### [Problem statement]
From the entries below, copy every line where the string "booking" appears.

### [Data extracts]

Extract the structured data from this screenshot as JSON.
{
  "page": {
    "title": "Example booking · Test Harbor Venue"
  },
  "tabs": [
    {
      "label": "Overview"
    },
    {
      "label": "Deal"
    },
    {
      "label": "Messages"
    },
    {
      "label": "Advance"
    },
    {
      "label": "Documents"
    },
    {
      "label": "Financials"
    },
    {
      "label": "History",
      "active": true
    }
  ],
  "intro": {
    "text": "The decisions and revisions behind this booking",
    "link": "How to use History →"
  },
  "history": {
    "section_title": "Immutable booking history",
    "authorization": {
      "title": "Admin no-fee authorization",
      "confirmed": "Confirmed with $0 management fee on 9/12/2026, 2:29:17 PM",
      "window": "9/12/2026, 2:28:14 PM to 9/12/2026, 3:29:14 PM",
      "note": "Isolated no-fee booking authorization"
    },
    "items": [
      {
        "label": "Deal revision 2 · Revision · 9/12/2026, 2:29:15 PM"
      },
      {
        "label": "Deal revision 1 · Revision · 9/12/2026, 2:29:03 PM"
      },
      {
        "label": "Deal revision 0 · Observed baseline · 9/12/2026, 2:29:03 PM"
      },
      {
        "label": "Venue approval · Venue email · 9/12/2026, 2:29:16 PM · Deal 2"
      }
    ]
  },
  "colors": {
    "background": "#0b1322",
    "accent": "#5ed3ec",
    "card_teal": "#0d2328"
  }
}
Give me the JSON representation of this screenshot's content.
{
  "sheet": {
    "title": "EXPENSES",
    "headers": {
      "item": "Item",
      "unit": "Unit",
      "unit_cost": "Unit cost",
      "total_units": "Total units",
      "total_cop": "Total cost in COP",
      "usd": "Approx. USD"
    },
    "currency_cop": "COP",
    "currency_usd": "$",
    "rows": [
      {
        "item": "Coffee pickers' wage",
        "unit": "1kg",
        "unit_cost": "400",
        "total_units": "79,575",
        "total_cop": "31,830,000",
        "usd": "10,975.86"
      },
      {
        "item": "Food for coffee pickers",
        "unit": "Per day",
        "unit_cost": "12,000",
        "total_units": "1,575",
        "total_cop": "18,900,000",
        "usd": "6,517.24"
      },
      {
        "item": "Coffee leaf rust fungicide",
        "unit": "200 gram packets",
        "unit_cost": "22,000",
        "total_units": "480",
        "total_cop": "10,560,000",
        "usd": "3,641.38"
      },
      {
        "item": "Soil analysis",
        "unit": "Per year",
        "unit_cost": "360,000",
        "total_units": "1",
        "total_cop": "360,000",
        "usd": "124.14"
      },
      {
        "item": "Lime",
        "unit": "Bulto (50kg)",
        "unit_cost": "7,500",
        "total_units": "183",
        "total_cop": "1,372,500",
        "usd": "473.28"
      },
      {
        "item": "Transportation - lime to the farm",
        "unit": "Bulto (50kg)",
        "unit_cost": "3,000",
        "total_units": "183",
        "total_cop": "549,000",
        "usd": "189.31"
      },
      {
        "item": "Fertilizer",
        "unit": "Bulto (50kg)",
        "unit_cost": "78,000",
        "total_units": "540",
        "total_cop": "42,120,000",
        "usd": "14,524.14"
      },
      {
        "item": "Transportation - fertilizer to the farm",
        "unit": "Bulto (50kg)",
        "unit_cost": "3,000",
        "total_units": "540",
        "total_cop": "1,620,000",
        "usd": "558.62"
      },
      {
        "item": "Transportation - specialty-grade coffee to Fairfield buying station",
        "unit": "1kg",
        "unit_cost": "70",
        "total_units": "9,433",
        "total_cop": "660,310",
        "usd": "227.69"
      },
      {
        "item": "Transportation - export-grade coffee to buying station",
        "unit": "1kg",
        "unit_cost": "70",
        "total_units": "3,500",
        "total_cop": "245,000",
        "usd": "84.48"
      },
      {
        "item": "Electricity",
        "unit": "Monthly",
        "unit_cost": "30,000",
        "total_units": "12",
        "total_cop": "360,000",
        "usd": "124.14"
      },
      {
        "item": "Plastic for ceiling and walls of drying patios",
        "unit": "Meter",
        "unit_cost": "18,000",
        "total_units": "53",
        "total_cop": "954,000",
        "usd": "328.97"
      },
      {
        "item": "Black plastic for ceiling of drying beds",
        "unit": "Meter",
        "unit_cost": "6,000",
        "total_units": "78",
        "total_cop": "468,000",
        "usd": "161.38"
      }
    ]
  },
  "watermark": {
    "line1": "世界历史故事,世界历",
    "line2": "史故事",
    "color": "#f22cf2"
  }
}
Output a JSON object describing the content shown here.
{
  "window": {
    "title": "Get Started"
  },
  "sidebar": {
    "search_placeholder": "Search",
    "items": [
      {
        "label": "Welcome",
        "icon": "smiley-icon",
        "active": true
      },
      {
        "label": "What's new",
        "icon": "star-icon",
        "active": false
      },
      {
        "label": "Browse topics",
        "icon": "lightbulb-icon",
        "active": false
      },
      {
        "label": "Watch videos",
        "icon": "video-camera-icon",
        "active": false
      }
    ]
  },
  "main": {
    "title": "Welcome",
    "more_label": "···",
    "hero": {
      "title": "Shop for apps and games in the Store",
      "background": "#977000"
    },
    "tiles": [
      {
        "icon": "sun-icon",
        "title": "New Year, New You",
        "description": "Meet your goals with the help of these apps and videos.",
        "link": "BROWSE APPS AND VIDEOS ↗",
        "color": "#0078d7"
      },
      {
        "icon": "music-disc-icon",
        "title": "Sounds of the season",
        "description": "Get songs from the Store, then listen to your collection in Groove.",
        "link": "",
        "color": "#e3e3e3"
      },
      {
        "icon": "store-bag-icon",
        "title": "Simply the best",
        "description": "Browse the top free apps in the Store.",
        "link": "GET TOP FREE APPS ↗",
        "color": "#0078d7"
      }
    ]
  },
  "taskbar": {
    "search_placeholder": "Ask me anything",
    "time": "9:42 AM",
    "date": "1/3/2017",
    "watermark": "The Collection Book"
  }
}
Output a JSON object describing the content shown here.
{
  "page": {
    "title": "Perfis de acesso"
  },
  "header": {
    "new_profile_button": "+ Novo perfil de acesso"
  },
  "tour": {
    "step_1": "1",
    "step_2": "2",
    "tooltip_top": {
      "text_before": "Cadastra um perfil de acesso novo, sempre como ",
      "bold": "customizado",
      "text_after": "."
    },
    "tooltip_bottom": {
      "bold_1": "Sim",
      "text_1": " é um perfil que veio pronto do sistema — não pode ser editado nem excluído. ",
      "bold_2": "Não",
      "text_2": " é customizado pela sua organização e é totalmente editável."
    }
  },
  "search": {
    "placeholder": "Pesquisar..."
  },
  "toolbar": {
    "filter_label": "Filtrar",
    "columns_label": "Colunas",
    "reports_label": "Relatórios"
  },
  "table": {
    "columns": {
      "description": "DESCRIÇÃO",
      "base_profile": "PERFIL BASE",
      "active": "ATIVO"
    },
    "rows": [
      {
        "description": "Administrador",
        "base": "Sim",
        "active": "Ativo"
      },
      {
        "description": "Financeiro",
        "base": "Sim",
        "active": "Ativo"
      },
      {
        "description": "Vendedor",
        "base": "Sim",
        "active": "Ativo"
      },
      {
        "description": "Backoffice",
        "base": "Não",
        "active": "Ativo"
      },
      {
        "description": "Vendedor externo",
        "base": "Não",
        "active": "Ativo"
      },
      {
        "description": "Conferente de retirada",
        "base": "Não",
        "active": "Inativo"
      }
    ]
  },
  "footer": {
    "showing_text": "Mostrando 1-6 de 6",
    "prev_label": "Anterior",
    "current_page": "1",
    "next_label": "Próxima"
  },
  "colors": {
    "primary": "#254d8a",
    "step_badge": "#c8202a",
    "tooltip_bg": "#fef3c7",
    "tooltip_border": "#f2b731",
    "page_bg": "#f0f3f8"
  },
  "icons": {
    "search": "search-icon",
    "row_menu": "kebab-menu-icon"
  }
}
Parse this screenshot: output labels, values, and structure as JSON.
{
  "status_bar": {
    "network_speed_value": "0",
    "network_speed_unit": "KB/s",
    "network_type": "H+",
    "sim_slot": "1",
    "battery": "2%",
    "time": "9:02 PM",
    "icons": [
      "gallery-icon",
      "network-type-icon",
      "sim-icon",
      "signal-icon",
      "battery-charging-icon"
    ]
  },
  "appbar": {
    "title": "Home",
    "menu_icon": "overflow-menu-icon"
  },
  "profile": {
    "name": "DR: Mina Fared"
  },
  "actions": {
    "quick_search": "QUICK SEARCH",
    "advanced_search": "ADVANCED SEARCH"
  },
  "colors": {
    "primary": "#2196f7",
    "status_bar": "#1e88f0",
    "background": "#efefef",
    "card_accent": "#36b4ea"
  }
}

### [Your solution]
    "title": "Example booking · Test Harbor Venue"
    "text": "The decisions and revisions behind this booking",
    "section_title": "Immutable booking history",
      "note": "Isolated no-fee booking authorization"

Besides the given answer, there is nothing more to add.